(The data Opens)

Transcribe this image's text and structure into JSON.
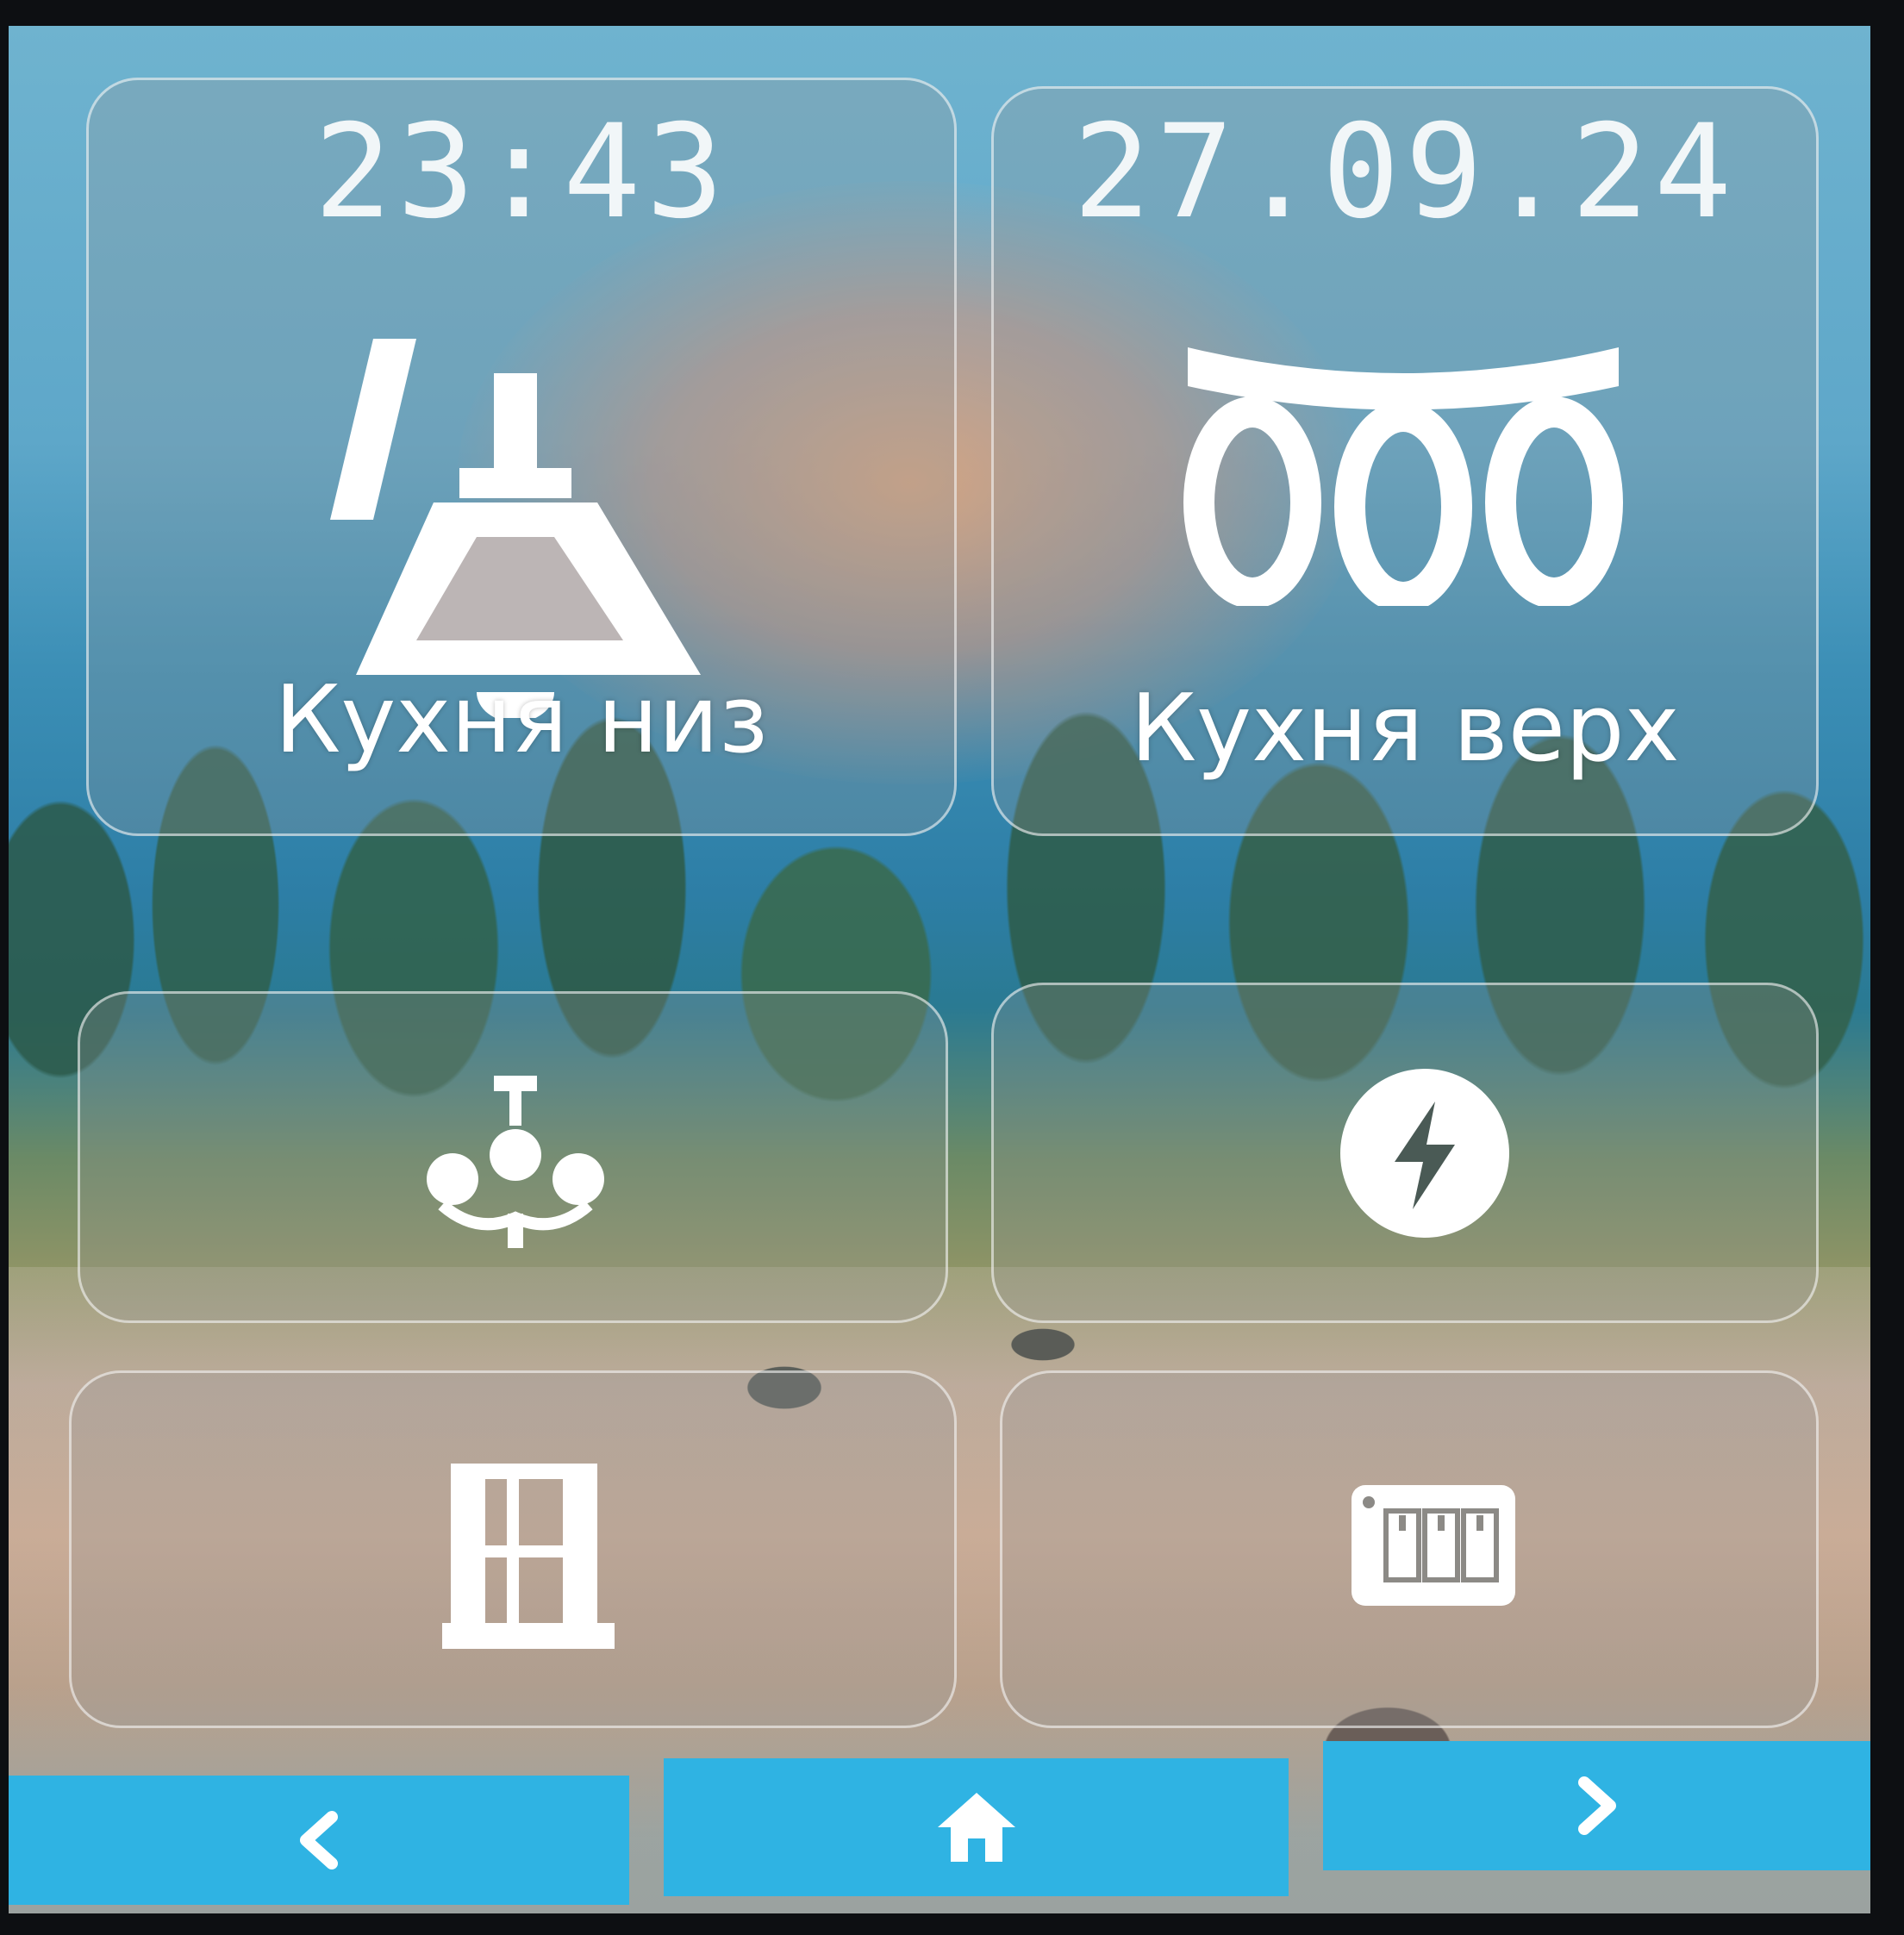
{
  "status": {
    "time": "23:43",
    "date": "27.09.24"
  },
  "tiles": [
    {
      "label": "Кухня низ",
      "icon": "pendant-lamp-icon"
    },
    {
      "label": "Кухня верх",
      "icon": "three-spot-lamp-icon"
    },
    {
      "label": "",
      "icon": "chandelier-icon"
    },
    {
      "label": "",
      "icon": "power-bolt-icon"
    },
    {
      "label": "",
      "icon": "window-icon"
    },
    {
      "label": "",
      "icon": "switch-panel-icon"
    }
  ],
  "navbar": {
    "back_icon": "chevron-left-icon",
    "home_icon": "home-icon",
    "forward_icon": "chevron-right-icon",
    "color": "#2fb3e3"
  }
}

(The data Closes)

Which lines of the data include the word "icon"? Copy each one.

● **Solved problem**:
      "icon": "pendant-lamp-icon"
      "icon": "three-spot-lamp-icon"
      "icon": "chandelier-icon"
      "icon": "power-bolt-icon"
      "icon": "window-icon"
      "icon": "switch-panel-icon"
    "back_icon": "chevron-left-icon",
    "home_icon": "home-icon",
    "forward_icon": "chevron-right-icon",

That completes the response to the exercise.